Powered by NewsLook.com
Changes Found In Brain After One Dose Of Antidepressants

Changes Found In Brain After One Dose Of Antidepressants

Newsy (Sep. 19, 2014) — A study suggest antidepressants can kick in much sooner than previously thought. Video provided by Newsy
Powered by NewsLook.com
Could Grief Affect The Immune Systems Of Senior Citizens?

Could Grief Affect The Immune Systems Of Senior Citizens?

Newsy (Sep. 19, 2014) — The study found elderly people are much more likely to become susceptible to infection than younger adults going though a similar situation. Video provided by Newsy
Powered by NewsLook.com

Search ScienceDaily

Number of stories in archives: 140,361

Find with keyword(s):
 
Enter a keyword or phrase to search ScienceDaily for related topics and research stories.

Save/Print:
Share:  

Breaking News:
from the past week

In Other News

... from NewsDaily.com

Science News

Health News

Environment News

Technology News



Save/Print:
Share:  

Free Subscriptions


Get the latest science news with ScienceDaily's free email newsletters, updated daily and weekly. Or view hourly updated newsfeeds in your RSS reader:
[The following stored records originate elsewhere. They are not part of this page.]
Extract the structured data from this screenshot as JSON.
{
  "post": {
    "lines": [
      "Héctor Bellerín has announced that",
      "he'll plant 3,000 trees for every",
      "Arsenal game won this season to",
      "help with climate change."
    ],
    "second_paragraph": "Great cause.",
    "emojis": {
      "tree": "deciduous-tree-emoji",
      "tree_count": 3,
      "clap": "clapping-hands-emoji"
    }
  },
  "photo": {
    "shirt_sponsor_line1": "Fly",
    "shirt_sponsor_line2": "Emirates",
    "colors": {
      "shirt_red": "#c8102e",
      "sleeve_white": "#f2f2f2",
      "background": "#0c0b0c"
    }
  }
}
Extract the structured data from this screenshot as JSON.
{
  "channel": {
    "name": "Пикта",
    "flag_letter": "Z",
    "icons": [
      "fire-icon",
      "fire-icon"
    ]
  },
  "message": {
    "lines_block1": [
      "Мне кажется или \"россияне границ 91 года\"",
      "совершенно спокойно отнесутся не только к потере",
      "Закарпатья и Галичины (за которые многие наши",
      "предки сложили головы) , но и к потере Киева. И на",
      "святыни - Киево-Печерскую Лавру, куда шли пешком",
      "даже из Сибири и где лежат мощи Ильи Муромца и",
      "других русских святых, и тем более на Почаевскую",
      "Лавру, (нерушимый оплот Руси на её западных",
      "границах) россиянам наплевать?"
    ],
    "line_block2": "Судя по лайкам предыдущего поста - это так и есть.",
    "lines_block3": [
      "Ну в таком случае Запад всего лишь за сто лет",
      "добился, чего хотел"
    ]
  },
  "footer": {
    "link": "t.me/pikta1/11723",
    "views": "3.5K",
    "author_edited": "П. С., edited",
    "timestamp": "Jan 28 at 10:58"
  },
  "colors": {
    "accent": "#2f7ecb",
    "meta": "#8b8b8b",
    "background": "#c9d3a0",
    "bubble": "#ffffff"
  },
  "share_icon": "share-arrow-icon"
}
Get Social & Mobile


Keep up to date with the latest news from ScienceDaily via social networks and mobile apps:

Have Feedback?


Tell us what you think of ScienceDaily -- we welcome both positive and negative comments. Have any problems using the site? Questions?
Mobile iPhone Android Web
Follow Facebook Twitter Google+
Subscribe RSS Feeds Email Newsletters
Latest Headlines Health & Medicine Mind & Brain Space & Time Matter & Energy Computers & Math Plants & Animals Earth & Climate Fossils & Ruins